The report cited the example of Niger and said it inadvertently played a pivotal role in what was seen as one of the biggest U.S. foreign policy disasters of modern times. Without Niger, the United States might not have been able to start its illegal and disastrous war against Iraq.

On January 28, 2003, President George W. Bush referred to foreign-owned uranium mines in Niger, saying, "The British government has learned that Saddam Hussein recently tried to obtain large quantities of uranium from a country in Africa," Rebellion said.

Bush based his statement on intelligence that the CIA believed was wrong, but which the Bush administration used to wage war in Iraq. That information indicated that former Iraqi President Saddam Hussein was secretly stockpiling weapons of mass destruction.

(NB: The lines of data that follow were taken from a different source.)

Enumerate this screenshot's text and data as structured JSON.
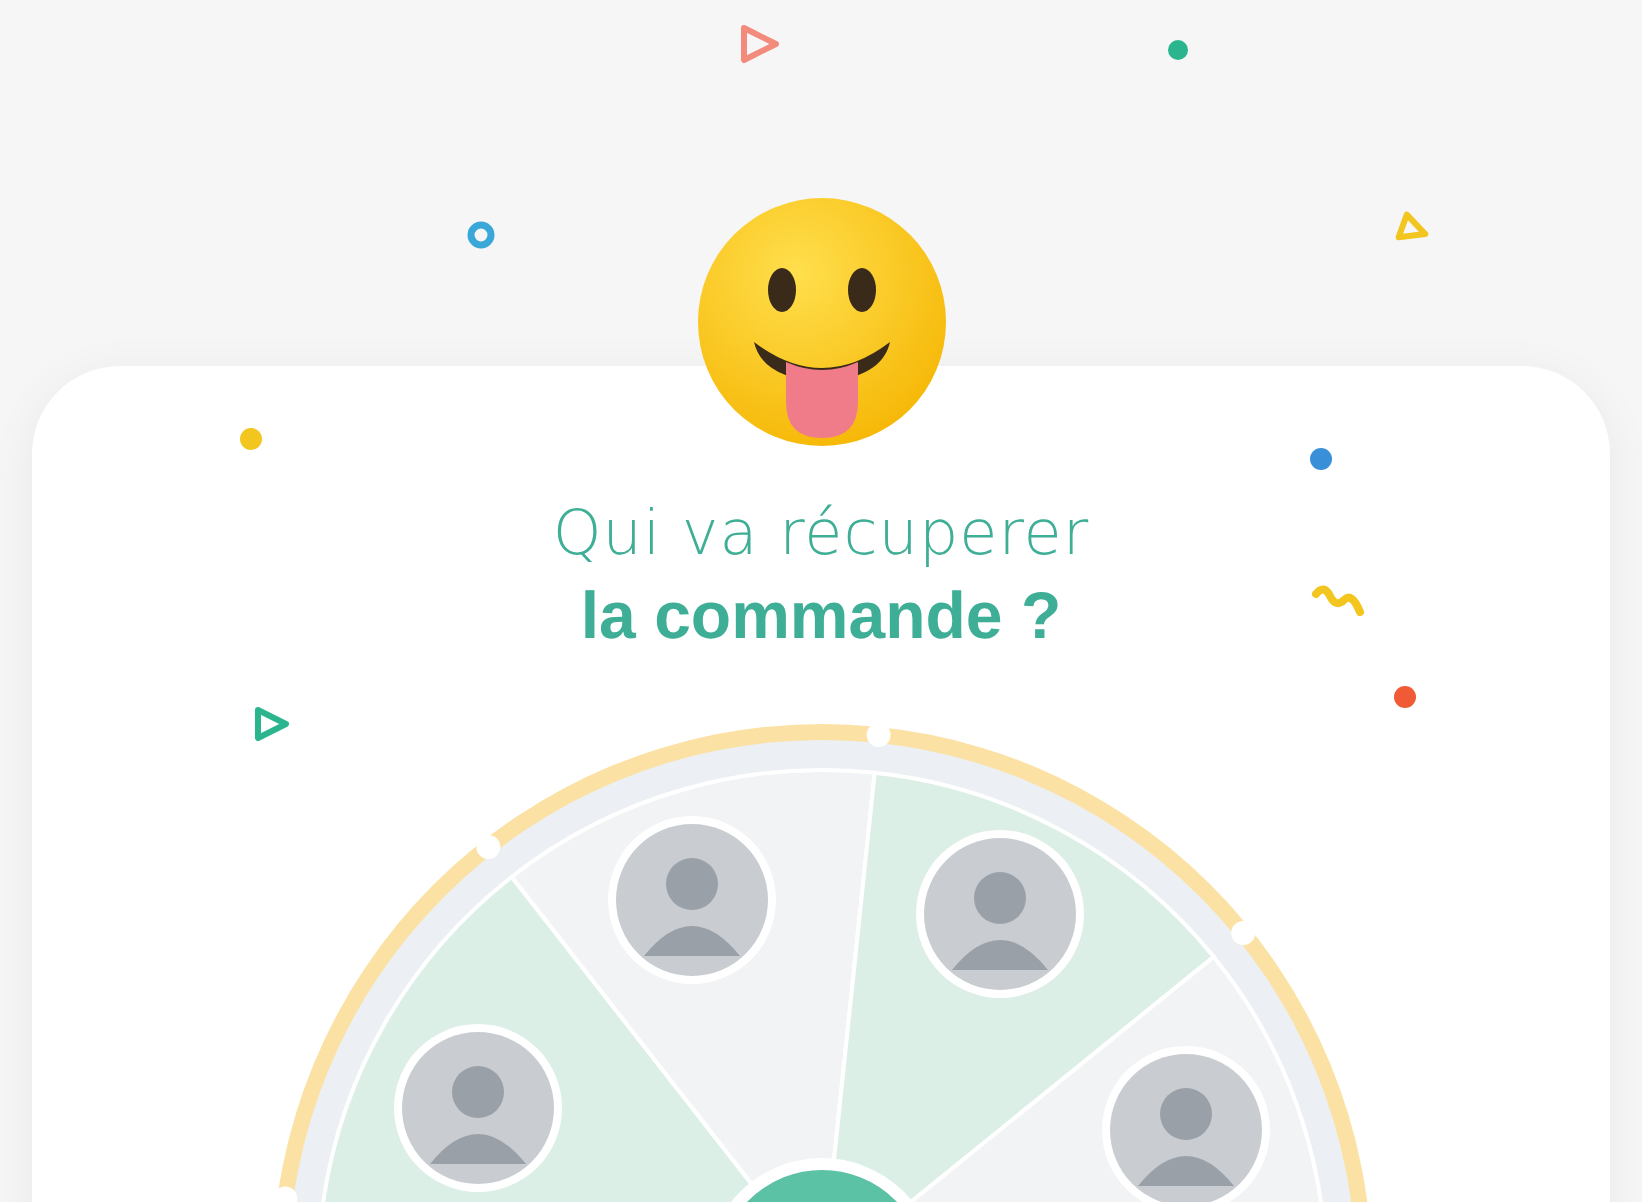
{
  "heading": {
    "line1": "Qui va récuperer",
    "line2": "la commande ?"
  },
  "wheel": {
    "segments": [
      {
        "color": "#dcefe7"
      },
      {
        "color": "#f1f3f5"
      },
      {
        "color": "#dcefe7"
      },
      {
        "color": "#f1f3f5"
      }
    ]
  }
}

Months earlier, then-Bush National Security Adviser Condoleezza Rice warned against the threat of weapons of mass destruction, saying, "We don't want to wait for conclusive evidence until these weapons are used."

Bush used the same metaphor a month later, in a landmark speech in which he offered the arguments for invading Iraq: "In the face of clear evidence of danger, we cannot wait for the final proof."


Secretary of State Colin Powell gave a speech full of lies to the UN Security Council in 2003 to justify the invasion of Iraq, then said years later, "This speech was a stain on my career."

Months after the invasion, the New York Times published an article by the late Ambassador Joe Wilson, "What I Didn't Find in Africa," in which he recounted his February 2002 CIA-sponsored trip to Niger to assess the Bush administration's uranium claims.

Wilson told the CIA that he found no evidence that Niger had sold uranium to Iraq, and the article constituted an incontrovertible condemnation of the Bush administration, as it showed how it manipulated intelligence to promote an illegal war.

As these legal battles raged in Washington, D.C., the real war in Iraq was killing tens of thousands of Iraqi civilians and thousands of U.S.-led troops and a U.S.-led military coalition.

Millions of Iraqis became refugees and were later joined by millions of Syrians as the fallout from the war sparked by the U.S. invasion spread across the region.